You really need to get busy speaking Portuguese if you are to learn how to communicate in the language!
There are many ways to make sure you don’t mix up your Spanish and Portuguese. Constantly practising both is the best way. Can’t travel to Brazil yet? There are so many ways that I keep writing about how that isn’t a valid excuse. In fact I learned my Portuguese before ever even going to Brazil. Portuguese has an extra boost to help non-travellers learn it:
Facebook has pretty much taken over social networking in all countries in the world with a few exceptions and Brazil is one of them. Google-run Orkut remains the most active network among Brazilians. [Edit: No longer the case, since this article was written]

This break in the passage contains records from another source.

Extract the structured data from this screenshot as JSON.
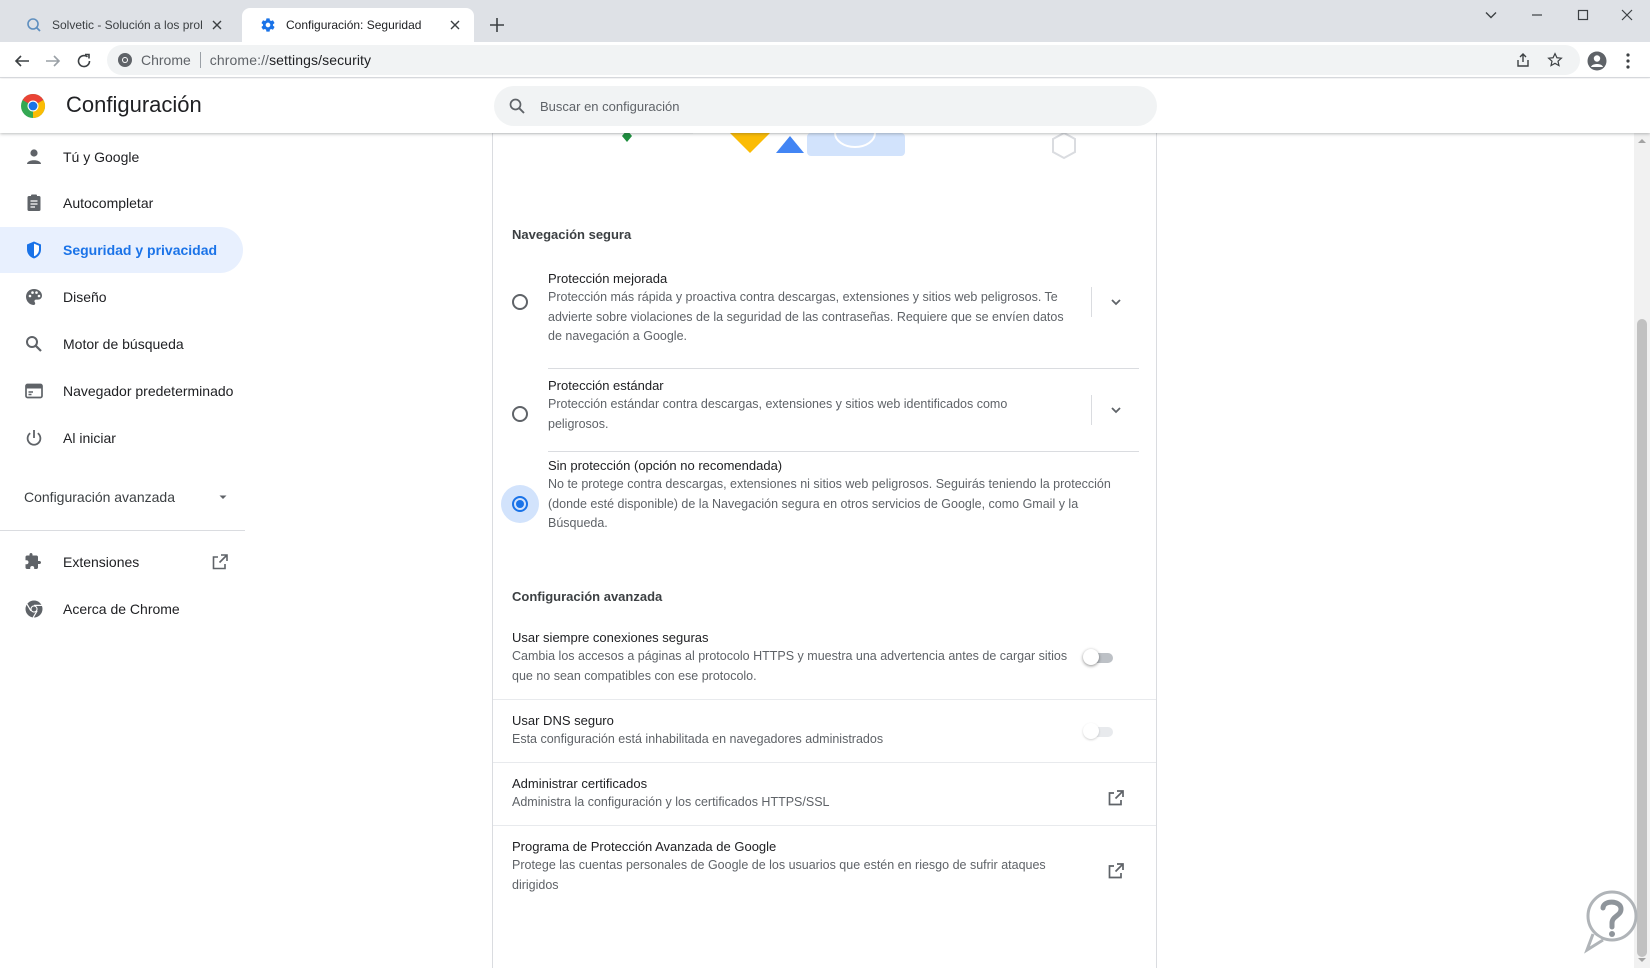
{
  "browser": {
    "tabs": [
      {
        "title": "Solvetic - Solución a los problemas",
        "active": false,
        "icon": "solvetic-favicon"
      },
      {
        "title": "Configuración: Seguridad",
        "active": true,
        "icon": "settings-gear-favicon"
      }
    ],
    "omnibox": {
      "site_label": "Chrome",
      "url_scheme": "chrome://",
      "url_rest": "settings/security"
    }
  },
  "header": {
    "title": "Configuración",
    "search_placeholder": "Buscar en configuración"
  },
  "sidebar": {
    "items": [
      {
        "label": "Tú y Google",
        "icon": "person-icon"
      },
      {
        "label": "Autocompletar",
        "icon": "clipboard-icon"
      },
      {
        "label": "Seguridad y privacidad",
        "icon": "shield-icon",
        "selected": true
      },
      {
        "label": "Diseño",
        "icon": "palette-icon"
      },
      {
        "label": "Motor de búsqueda",
        "icon": "search-icon"
      },
      {
        "label": "Navegador predeterminado",
        "icon": "browser-window-icon"
      },
      {
        "label": "Al iniciar",
        "icon": "power-icon"
      }
    ],
    "advanced_label": "Configuración avanzada",
    "extensions_label": "Extensiones",
    "about_label": "Acerca de Chrome"
  },
  "safe_browsing": {
    "section_title": "Navegación segura",
    "options": [
      {
        "label": "Protección mejorada",
        "description": "Protección más rápida y proactiva contra descargas, extensiones y sitios web peligrosos. Te advierte sobre violaciones de la seguridad de las contraseñas. Requiere que se envíen datos de navegación a Google.",
        "checked": false
      },
      {
        "label": "Protección estándar",
        "description": "Protección estándar contra descargas, extensiones y sitios web identificados como peligrosos.",
        "checked": false
      },
      {
        "label": "Sin protección (opción no recomendada)",
        "description": "No te protege contra descargas, extensiones ni sitios web peligrosos. Seguirás teniendo la protección (donde esté disponible) de la Navegación segura en otros servicios de Google, como Gmail y la Búsqueda.",
        "checked": true
      }
    ]
  },
  "advanced": {
    "section_title": "Configuración avanzada",
    "https_label": "Usar siempre conexiones seguras",
    "https_description": "Cambia los accesos a páginas al protocolo HTTPS y muestra una advertencia antes de cargar sitios que no sean compatibles con ese protocolo.",
    "https_enabled": false,
    "dns_label": "Usar DNS seguro",
    "dns_description": "Esta configuración está inhabilitada en navegadores administrados",
    "dns_enabled": false,
    "dns_disabled": true,
    "certs_label": "Administrar certificados",
    "certs_description": "Administra la configuración y los certificados HTTPS/SSL",
    "app_label": "Programa de Protección Avanzada de Google",
    "app_description": "Protege las cuentas personales de Google de los usuarios que estén en riesgo de sufrir ataques dirigidos"
  },
  "colors": {
    "accent": "#1a73e8",
    "selected_bg": "#e8f0fe",
    "radio_halo": "#d2e3fc"
  }
}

Using social networking sites like Couchsurfing are great for learning any language, but with Orkut you can connect with Brazilian communities all over the world. After my first trip to Brazil, when I was dying of saudades and living in Barcelona, I simply logged into Orkut and searched for the Barcelona “comunidade”, and saw all the people there. I messaged a few directly to meet up with and even saw a discussion about getting together to watch a world cup match. Over 30 Brazilians showed up (I was the only non-Brazilian, but welcomed as the irlandês mais brasileiro do mundo).
I have continued to do this in other countries – and it’s not just limited to major cities: I even met Brazilians in my hometown in Ireland through Orkut!!
So finding and hanging out with them is easy. Brazilians are way more friendly than locals in countries they are living in and once you show genuine interest in their culture and language, you can bet they will be extremely helpful.
Portuguese is my favourite language because Brazilians are my favourite people. So hopefully this post helps some people who have a “head start” with Spanish to be able to genuinely speak Portuguese, rather than get by with portuñol.
If you have other tips, or thoughts on anything in this post, share them with us in the comments!
There are just a few weeks left until one of the world’s most famous parties; Brazil’s Carnival. While most visitors would check it out in Rio, which I have lived in, my experience of the Carnival in Olinda in the Northeast was incredible! Some ‘gringos’ (note: in Brazil that word is used affectionately, not derogatively, […]MORE